* [TASK OBJECTIVE]: Please return every line in the following data that includes the string "Market".
***** DATA TO EXAMINE
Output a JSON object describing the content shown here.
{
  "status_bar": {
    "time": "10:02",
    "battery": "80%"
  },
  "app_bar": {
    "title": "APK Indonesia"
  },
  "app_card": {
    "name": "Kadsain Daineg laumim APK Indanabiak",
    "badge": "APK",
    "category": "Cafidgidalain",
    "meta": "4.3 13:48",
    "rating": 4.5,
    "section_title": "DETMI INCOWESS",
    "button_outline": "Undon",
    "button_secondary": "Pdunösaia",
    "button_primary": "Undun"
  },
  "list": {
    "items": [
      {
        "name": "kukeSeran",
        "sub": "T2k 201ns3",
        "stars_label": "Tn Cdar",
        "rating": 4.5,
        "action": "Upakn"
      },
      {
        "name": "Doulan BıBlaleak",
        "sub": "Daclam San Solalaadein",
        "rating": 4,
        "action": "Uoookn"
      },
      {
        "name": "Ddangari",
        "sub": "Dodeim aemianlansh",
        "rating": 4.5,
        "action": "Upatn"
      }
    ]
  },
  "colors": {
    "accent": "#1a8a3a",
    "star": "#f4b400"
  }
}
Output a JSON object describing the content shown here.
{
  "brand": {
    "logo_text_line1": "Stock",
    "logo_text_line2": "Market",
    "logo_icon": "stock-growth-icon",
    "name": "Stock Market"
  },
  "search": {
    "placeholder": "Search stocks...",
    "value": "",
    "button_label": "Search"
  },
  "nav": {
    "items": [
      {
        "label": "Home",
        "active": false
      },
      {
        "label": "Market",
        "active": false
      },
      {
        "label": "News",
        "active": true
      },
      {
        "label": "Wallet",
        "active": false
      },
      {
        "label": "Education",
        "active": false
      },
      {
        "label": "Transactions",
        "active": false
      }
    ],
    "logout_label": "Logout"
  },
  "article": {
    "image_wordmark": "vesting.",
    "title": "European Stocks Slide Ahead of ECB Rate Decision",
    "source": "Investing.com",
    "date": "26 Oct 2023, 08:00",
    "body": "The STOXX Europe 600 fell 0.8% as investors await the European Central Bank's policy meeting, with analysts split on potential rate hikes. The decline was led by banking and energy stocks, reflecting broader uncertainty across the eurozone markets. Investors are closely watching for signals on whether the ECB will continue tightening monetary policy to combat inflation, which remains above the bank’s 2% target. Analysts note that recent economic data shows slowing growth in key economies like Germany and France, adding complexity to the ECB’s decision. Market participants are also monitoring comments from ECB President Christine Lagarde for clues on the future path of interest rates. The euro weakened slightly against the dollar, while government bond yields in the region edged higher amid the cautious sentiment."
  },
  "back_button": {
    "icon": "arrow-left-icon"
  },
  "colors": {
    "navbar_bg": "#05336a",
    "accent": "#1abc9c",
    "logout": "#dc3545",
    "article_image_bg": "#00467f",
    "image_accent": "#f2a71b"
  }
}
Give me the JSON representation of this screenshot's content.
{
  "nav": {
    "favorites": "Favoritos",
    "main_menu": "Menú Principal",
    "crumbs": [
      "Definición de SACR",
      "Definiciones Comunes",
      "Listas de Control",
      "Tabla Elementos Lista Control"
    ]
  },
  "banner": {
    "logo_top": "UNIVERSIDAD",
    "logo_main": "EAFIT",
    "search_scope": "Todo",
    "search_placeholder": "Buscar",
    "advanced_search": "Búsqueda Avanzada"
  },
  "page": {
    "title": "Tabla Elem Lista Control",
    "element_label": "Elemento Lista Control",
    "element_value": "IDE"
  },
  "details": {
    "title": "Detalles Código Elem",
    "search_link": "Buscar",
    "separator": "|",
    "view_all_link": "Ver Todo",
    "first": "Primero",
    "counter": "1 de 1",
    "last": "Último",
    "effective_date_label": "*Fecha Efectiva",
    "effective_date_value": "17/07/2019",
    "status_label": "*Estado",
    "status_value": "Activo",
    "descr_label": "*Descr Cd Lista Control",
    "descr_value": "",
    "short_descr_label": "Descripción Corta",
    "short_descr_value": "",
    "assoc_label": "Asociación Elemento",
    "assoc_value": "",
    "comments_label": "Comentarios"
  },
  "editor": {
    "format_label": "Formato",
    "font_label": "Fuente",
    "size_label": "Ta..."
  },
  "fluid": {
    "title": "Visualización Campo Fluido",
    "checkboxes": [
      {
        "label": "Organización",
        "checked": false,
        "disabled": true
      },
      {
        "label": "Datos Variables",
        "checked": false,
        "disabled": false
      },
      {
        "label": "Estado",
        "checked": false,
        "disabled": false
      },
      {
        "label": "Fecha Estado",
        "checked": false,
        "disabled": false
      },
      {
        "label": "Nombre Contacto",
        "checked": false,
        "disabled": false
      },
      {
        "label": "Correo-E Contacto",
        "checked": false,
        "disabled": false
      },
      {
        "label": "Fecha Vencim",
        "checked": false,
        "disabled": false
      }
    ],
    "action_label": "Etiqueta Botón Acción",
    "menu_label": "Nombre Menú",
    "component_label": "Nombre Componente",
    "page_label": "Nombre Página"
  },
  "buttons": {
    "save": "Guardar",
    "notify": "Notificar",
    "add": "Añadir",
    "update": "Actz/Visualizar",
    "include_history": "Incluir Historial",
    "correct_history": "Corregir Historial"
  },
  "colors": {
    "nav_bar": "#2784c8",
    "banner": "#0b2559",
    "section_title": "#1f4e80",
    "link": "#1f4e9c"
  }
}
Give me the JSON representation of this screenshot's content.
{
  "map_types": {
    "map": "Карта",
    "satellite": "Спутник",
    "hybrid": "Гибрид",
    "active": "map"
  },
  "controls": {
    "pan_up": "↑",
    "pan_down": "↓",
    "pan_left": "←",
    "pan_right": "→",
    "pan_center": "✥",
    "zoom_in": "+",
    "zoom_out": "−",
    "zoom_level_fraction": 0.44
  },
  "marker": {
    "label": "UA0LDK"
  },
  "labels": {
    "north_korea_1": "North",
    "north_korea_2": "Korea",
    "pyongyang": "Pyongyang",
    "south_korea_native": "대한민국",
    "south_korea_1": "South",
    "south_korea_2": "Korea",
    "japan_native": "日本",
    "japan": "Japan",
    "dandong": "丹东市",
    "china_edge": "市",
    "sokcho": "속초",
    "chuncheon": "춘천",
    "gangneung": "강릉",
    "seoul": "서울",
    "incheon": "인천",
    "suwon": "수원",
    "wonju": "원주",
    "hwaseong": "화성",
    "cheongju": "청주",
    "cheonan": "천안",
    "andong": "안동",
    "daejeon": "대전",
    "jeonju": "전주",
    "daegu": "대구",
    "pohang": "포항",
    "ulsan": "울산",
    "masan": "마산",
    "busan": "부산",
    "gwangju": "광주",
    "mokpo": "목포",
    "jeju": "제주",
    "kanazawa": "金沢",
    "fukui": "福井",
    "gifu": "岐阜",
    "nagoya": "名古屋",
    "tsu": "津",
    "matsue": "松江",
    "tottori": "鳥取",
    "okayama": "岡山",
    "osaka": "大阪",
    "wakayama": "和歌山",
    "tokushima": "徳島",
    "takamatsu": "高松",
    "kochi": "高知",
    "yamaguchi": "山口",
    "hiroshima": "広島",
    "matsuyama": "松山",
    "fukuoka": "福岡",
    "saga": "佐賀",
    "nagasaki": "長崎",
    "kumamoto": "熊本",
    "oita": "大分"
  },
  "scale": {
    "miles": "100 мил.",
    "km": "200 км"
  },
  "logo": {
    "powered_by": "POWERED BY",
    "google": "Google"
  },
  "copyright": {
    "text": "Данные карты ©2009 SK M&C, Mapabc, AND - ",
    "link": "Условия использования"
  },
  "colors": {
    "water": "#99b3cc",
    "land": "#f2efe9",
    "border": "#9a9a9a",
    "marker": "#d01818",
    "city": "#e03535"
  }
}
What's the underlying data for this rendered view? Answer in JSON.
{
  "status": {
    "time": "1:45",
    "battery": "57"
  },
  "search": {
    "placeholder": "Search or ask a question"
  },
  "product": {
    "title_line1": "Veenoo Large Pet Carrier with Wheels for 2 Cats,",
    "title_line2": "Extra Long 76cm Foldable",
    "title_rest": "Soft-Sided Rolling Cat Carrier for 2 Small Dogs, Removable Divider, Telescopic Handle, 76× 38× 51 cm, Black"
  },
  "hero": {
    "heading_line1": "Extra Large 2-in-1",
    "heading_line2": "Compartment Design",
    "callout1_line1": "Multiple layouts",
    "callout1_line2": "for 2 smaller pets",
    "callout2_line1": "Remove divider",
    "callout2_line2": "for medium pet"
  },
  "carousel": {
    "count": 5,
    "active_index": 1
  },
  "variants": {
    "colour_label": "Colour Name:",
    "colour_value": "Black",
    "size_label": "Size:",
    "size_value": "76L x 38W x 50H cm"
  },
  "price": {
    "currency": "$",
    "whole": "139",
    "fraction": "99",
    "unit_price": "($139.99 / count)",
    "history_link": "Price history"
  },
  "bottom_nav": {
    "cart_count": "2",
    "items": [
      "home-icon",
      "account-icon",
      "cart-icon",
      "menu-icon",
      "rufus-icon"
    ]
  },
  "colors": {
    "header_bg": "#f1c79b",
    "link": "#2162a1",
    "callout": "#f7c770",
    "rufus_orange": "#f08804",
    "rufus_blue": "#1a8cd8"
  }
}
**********
* [EXERCISE SOLUTION]:
    "logo_text_line2": "Market",
    "name": "Stock Market"
        "label": "Market",
    "body": "The STOXX Europe 600 fell 0.8% as investors await the European Central Bank's policy meeting, with analysts split on potential rate hikes. The decline was led by banking and energy stocks, reflecting broader uncertainty across the eurozone markets. Investors are closely watching for signals on whether the ECB will continue tightening monetary policy to combat inflation, which remains above the bank’s 2% target. Analysts note that recent economic data shows slowing growth in key economies like Germany and France, adding complexity to the ECB’s decision. Market participants are also monitoring comments from ECB President Christine Lagarde for clues on the future path of interest rates. The euro weakened slightly against the dollar, while government bond yields in the region edged higher amid the cautious sentiment."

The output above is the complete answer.